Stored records
+++

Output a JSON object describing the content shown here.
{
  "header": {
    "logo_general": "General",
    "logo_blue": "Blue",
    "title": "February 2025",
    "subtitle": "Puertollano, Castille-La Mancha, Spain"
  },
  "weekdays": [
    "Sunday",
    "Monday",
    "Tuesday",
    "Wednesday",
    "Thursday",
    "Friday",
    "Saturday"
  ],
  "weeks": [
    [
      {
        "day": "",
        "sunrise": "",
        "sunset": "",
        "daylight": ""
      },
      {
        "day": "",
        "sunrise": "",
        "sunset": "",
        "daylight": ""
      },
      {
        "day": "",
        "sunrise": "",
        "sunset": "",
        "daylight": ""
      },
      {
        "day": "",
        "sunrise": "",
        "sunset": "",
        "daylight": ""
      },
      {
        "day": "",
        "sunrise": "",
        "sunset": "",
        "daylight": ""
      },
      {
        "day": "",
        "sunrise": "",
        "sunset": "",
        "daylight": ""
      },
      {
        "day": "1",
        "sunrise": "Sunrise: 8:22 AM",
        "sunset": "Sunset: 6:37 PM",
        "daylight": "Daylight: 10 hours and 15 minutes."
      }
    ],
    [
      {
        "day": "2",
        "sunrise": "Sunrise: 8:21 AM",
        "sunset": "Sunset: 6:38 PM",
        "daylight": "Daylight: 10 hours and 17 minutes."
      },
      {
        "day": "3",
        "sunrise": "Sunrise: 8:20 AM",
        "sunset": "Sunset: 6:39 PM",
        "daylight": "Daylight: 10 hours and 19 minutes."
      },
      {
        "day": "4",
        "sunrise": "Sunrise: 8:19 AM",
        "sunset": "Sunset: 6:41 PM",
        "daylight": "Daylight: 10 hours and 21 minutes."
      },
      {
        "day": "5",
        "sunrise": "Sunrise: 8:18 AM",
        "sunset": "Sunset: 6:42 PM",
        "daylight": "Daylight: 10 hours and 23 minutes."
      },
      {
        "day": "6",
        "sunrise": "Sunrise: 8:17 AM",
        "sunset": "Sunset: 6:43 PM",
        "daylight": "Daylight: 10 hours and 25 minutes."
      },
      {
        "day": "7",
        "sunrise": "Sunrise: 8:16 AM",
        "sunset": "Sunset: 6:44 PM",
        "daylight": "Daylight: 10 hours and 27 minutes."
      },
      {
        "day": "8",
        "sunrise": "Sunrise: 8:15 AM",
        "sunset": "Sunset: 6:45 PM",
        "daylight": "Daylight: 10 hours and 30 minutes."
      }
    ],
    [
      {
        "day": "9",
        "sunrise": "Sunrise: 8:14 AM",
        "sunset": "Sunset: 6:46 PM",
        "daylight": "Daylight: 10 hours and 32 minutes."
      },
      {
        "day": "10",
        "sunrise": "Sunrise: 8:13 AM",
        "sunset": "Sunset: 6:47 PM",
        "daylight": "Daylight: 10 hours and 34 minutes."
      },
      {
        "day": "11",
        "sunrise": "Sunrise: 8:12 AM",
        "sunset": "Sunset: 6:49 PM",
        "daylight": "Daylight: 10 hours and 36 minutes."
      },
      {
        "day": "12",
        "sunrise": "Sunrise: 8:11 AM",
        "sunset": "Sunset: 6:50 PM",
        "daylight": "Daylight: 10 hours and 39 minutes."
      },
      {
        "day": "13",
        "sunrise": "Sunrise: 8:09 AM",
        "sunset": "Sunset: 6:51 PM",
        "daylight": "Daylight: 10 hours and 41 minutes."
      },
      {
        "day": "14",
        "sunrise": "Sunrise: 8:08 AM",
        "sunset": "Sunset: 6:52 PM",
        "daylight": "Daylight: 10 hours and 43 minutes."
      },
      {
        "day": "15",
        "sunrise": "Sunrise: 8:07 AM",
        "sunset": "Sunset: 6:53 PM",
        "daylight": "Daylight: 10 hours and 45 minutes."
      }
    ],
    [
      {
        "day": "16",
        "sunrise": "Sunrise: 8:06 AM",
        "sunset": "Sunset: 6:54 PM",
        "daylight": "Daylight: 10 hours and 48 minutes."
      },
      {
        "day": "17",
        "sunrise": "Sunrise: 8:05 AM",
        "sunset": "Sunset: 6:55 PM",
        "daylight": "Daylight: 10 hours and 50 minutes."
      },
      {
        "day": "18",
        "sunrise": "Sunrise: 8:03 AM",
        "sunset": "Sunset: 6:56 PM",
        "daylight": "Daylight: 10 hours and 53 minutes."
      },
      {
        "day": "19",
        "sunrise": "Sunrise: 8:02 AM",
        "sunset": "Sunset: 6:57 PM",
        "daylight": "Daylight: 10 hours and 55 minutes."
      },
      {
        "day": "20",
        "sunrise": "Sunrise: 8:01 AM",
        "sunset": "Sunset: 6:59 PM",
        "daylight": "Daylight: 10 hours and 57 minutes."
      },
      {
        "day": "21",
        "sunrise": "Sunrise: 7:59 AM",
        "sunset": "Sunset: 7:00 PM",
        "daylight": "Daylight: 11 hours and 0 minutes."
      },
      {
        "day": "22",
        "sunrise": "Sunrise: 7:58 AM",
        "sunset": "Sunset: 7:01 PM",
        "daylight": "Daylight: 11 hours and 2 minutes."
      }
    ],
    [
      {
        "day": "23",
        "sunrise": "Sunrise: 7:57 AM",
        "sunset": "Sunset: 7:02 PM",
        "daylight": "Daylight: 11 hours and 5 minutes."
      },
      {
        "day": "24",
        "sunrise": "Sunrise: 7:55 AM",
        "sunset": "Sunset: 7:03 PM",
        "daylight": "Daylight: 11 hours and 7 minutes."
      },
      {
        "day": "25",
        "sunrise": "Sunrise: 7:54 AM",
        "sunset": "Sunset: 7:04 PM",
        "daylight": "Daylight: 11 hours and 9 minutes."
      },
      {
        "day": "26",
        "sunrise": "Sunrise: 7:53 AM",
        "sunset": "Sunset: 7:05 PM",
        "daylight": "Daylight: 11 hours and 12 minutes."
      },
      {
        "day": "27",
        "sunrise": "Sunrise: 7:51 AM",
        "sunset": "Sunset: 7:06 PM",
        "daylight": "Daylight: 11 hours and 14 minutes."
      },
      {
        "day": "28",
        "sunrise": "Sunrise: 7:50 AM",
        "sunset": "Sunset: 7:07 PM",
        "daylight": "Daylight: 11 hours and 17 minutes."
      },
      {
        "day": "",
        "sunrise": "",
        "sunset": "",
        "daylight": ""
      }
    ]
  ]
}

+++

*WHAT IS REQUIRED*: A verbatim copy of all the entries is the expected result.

*SOLUTION FOR THIS PROBLEM*:
Output a JSON object describing the content shown here.
{
  "header": {
    "logo_general": "General",
    "logo_blue": "Blue",
    "title": "February 2025",
    "subtitle": "Puertollano, Castille-La Mancha, Spain"
  },
  "weekdays": [
    "Sunday",
    "Monday",
    "Tuesday",
    "Wednesday",
    "Thursday",
    "Friday",
    "Saturday"
  ],
  "weeks": [
    [
      {
        "day": "",
        "sunrise": "",
        "sunset": "",
        "daylight": ""
      },
      {
        "day": "",
        "sunrise": "",
        "sunset": "",
        "daylight": ""
      },
      {
        "day": "",
        "sunrise": "",
        "sunset": "",
        "daylight": ""
      },
      {
        "day": "",
        "sunrise": "",
        "sunset": "",
        "daylight": ""
      },
      {
        "day": "",
        "sunrise": "",
        "sunset": "",
        "daylight": ""
      },
      {
        "day": "",
        "sunrise": "",
        "sunset": "",
        "daylight": ""
      },
      {
        "day": "1",
        "sunrise": "Sunrise: 8:22 AM",
        "sunset": "Sunset: 6:37 PM",
        "daylight": "Daylight: 10 hours and 15 minutes."
      }
    ],
    [
      {
        "day": "2",
        "sunrise": "Sunrise: 8:21 AM",
        "sunset": "Sunset: 6:38 PM",
        "daylight": "Daylight: 10 hours and 17 minutes."
      },
      {
        "day": "3",
        "sunrise": "Sunrise: 8:20 AM",
        "sunset": "Sunset: 6:39 PM",
        "daylight": "Daylight: 10 hours and 19 minutes."
      },
      {
        "day": "4",
        "sunrise": "Sunrise: 8:19 AM",
        "sunset": "Sunset: 6:41 PM",
        "daylight": "Daylight: 10 hours and 21 minutes."
      },
      {
        "day": "5",
        "sunrise": "Sunrise: 8:18 AM",
        "sunset": "Sunset: 6:42 PM",
        "daylight": "Daylight: 10 hours and 23 minutes."
      },
      {
        "day": "6",
        "sunrise": "Sunrise: 8:17 AM",
        "sunset": "Sunset: 6:43 PM",
        "daylight": "Daylight: 10 hours and 25 minutes."
      },
      {
        "day": "7",
        "sunrise": "Sunrise: 8:16 AM",
        "sunset": "Sunset: 6:44 PM",
        "daylight": "Daylight: 10 hours and 27 minutes."
      },
      {
        "day": "8",
        "sunrise": "Sunrise: 8:15 AM",
        "sunset": "Sunset: 6:45 PM",
        "daylight": "Daylight: 10 hours and 30 minutes."
      }
    ],
    [
      {
        "day": "9",
        "sunrise": "Sunrise: 8:14 AM",
        "sunset": "Sunset: 6:46 PM",
        "daylight": "Daylight: 10 hours and 32 minutes."
      },
      {
        "day": "10",
        "sunrise": "Sunrise: 8:13 AM",
        "sunset": "Sunset: 6:47 PM",
        "daylight": "Daylight: 10 hours and 34 minutes."
      },
      {
        "day": "11",
        "sunrise": "Sunrise: 8:12 AM",
        "sunset": "Sunset: 6:49 PM",
        "daylight": "Daylight: 10 hours and 36 minutes."
      },
      {
        "day": "12",
        "sunrise": "Sunrise: 8:11 AM",
        "sunset": "Sunset: 6:50 PM",
        "daylight": "Daylight: 10 hours and 39 minutes."
      },
      {
        "day": "13",
        "sunrise": "Sunrise: 8:09 AM",
        "sunset": "Sunset: 6:51 PM",
        "daylight": "Daylight: 10 hours and 41 minutes."
      },
      {
        "day": "14",
        "sunrise": "Sunrise: 8:08 AM",
        "sunset": "Sunset: 6:52 PM",
        "daylight": "Daylight: 10 hours and 43 minutes."
      },
      {
        "day": "15",
        "sunrise": "Sunrise: 8:07 AM",
        "sunset": "Sunset: 6:53 PM",
        "daylight": "Daylight: 10 hours and 45 minutes."
      }
    ],
    [
      {
        "day": "16",
        "sunrise": "Sunrise: 8:06 AM",
        "sunset": "Sunset: 6:54 PM",
        "daylight": "Daylight: 10 hours and 48 minutes."
      },
      {
        "day": "17",
        "sunrise": "Sunrise: 8:05 AM",
        "sunset": "Sunset: 6:55 PM",
        "daylight": "Daylight: 10 hours and 50 minutes."
      },
      {
        "day": "18",
        "sunrise": "Sunrise: 8:03 AM",
        "sunset": "Sunset: 6:56 PM",
        "daylight": "Daylight: 10 hours and 53 minutes."
      },
      {
        "day": "19",
        "sunrise": "Sunrise: 8:02 AM",
        "sunset": "Sunset: 6:57 PM",
        "daylight": "Daylight: 10 hours and 55 minutes."
      },
      {
        "day": "20",
        "sunrise": "Sunrise: 8:01 AM",
        "sunset": "Sunset: 6:59 PM",
        "daylight": "Daylight: 10 hours and 57 minutes."
      },
      {
        "day": "21",
        "sunrise": "Sunrise: 7:59 AM",
        "sunset": "Sunset: 7:00 PM",
        "daylight": "Daylight: 11 hours and 0 minutes."
      },
      {
        "day": "22",
        "sunrise": "Sunrise: 7:58 AM",
        "sunset": "Sunset: 7:01 PM",
        "daylight": "Daylight: 11 hours and 2 minutes."
      }
    ],
    [
      {
        "day": "23",
        "sunrise": "Sunrise: 7:57 AM",
        "sunset": "Sunset: 7:02 PM",
        "daylight": "Daylight: 11 hours and 5 minutes."
      },
      {
        "day": "24",
        "sunrise": "Sunrise: 7:55 AM",
        "sunset": "Sunset: 7:03 PM",
        "daylight": "Daylight: 11 hours and 7 minutes."
      },
      {
        "day": "25",
        "sunrise": "Sunrise: 7:54 AM",
        "sunset": "Sunset: 7:04 PM",
        "daylight": "Daylight: 11 hours and 9 minutes."
      },
      {
        "day": "26",
        "sunrise": "Sunrise: 7:53 AM",
        "sunset": "Sunset: 7:05 PM",
        "daylight": "Daylight: 11 hours and 12 minutes."
      },
      {
        "day": "27",
        "sunrise": "Sunrise: 7:51 AM",
        "sunset": "Sunset: 7:06 PM",
        "daylight": "Daylight: 11 hours and 14 minutes."
      },
      {
        "day": "28",
        "sunrise": "Sunrise: 7:50 AM",
        "sunset": "Sunset: 7:07 PM",
        "daylight": "Daylight: 11 hours and 17 minutes."
      },
      {
        "day": "",
        "sunrise": "",
        "sunset": "",
        "daylight": ""
      }
    ]
  ]
}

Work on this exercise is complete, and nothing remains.